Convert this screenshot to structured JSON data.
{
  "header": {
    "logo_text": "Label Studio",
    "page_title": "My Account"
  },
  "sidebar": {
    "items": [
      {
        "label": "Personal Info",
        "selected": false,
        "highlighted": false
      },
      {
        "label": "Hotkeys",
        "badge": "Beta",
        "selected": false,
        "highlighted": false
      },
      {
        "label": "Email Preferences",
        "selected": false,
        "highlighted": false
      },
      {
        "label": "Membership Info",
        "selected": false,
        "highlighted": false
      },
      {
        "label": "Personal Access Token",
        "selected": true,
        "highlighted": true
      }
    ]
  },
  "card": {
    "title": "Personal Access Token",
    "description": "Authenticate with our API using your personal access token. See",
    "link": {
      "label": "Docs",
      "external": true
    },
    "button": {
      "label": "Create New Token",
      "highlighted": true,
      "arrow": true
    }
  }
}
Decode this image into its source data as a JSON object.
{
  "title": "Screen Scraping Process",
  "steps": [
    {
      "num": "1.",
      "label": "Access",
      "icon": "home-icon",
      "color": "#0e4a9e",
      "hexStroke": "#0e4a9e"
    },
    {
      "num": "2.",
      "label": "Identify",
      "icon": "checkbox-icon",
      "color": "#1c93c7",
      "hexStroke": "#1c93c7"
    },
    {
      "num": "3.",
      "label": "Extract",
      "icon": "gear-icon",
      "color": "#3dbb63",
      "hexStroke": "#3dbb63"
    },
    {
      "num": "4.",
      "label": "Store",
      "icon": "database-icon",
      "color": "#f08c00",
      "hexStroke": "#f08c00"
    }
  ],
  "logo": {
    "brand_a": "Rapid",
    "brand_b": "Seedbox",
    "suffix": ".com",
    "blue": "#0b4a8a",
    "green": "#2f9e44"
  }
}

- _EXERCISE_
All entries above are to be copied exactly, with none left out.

- _SOLUTION_
Convert this screenshot to structured JSON data.
{
  "header": {
    "logo_text": "Label Studio",
    "page_title": "My Account"
  },
  "sidebar": {
    "items": [
      {
        "label": "Personal Info",
        "selected": false,
        "highlighted": false
      },
      {
        "label": "Hotkeys",
        "badge": "Beta",
        "selected": false,
        "highlighted": false
      },
      {
        "label": "Email Preferences",
        "selected": false,
        "highlighted": false
      },
      {
        "label": "Membership Info",
        "selected": false,
        "highlighted": false
      },
      {
        "label": "Personal Access Token",
        "selected": true,
        "highlighted": true
      }
    ]
  },
  "card": {
    "title": "Personal Access Token",
    "description": "Authenticate with our API using your personal access token. See",
    "link": {
      "label": "Docs",
      "external": true
    },
    "button": {
      "label": "Create New Token",
      "highlighted": true,
      "arrow": true
    }
  }
}
Decode this image into its source data as a JSON object.
{
  "title": "Screen Scraping Process",
  "steps": [
    {
      "num": "1.",
      "label": "Access",
      "icon": "home-icon",
      "color": "#0e4a9e",
      "hexStroke": "#0e4a9e"
    },
    {
      "num": "2.",
      "label": "Identify",
      "icon": "checkbox-icon",
      "color": "#1c93c7",
      "hexStroke": "#1c93c7"
    },
    {
      "num": "3.",
      "label": "Extract",
      "icon": "gear-icon",
      "color": "#3dbb63",
      "hexStroke": "#3dbb63"
    },
    {
      "num": "4.",
      "label": "Store",
      "icon": "database-icon",
      "color": "#f08c00",
      "hexStroke": "#f08c00"
    }
  ],
  "logo": {
    "brand_a": "Rapid",
    "brand_b": "Seedbox",
    "suffix": ".com",
    "blue": "#0b4a8a",
    "green": "#2f9e44"
  }
}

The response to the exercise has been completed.